Excerpts from an interface dataset
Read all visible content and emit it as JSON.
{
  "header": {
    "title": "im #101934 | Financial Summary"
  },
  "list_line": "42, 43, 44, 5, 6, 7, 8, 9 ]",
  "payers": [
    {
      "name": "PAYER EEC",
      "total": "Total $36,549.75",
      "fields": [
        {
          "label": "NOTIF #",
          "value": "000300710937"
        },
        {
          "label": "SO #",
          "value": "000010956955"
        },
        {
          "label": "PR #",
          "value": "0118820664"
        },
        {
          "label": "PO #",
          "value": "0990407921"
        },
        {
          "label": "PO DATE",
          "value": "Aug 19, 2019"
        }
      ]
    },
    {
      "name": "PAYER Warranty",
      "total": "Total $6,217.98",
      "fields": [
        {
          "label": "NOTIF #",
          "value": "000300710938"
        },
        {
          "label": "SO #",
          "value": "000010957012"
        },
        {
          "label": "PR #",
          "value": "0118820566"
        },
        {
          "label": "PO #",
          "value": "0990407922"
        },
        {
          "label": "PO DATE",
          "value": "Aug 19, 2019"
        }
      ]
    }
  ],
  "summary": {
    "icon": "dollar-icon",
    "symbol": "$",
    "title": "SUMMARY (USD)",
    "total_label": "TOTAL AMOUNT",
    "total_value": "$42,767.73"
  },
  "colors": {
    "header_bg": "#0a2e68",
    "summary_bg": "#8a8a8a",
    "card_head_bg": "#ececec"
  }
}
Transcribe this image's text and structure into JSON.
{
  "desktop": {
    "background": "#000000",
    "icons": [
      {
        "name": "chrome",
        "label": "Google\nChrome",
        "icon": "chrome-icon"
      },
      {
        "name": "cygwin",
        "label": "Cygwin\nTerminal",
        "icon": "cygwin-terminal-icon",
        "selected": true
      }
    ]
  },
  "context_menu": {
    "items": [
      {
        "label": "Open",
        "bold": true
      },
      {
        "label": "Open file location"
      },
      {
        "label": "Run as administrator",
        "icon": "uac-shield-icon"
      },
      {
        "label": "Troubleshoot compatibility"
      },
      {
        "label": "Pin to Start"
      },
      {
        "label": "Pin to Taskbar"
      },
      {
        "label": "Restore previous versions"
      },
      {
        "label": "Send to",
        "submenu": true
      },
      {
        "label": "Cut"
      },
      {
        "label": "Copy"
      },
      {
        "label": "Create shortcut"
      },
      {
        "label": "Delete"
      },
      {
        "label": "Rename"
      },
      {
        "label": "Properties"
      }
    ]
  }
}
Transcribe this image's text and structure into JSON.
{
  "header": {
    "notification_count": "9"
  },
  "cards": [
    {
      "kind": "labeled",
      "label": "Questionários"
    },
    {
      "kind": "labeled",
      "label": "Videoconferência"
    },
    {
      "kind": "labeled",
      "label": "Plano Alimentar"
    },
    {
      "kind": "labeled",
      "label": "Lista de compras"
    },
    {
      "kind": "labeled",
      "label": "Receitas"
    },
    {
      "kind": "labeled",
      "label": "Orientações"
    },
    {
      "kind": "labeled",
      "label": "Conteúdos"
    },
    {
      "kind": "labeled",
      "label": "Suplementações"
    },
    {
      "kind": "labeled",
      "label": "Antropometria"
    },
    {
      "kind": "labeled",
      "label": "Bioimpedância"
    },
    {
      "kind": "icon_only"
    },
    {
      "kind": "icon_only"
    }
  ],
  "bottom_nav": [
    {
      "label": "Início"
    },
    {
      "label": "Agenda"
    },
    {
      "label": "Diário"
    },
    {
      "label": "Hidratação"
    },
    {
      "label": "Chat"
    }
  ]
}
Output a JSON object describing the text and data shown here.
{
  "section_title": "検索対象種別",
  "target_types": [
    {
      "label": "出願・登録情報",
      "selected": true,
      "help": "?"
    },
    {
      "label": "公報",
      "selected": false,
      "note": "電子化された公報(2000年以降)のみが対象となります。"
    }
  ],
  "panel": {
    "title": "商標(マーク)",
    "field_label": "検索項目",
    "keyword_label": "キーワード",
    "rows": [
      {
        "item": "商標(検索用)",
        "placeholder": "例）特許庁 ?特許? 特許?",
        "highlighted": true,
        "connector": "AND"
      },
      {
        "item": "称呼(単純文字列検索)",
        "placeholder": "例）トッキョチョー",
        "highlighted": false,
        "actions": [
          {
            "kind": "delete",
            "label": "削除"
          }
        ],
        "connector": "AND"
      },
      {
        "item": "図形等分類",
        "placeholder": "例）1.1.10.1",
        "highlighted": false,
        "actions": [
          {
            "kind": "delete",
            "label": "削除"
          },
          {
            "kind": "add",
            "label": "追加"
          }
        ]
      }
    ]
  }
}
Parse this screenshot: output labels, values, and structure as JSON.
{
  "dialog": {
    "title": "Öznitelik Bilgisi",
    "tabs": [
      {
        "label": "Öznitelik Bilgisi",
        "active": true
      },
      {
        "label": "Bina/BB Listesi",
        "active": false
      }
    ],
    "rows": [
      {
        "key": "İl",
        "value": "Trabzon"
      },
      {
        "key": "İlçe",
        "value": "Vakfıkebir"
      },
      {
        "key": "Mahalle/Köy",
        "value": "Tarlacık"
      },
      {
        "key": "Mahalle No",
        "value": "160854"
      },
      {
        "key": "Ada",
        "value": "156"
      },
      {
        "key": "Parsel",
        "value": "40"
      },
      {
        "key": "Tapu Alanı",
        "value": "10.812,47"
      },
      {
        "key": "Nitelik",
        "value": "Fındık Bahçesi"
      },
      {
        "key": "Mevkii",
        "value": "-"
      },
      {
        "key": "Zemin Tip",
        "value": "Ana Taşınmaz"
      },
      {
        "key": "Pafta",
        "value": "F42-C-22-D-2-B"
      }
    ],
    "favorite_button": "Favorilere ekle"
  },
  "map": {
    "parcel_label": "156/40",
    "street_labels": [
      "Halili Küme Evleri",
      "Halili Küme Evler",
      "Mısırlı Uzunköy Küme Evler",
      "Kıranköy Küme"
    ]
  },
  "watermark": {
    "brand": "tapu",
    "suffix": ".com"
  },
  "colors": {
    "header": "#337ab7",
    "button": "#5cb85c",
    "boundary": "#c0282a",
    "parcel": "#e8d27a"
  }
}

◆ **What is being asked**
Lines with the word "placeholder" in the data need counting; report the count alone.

◆ **Exercise response**
3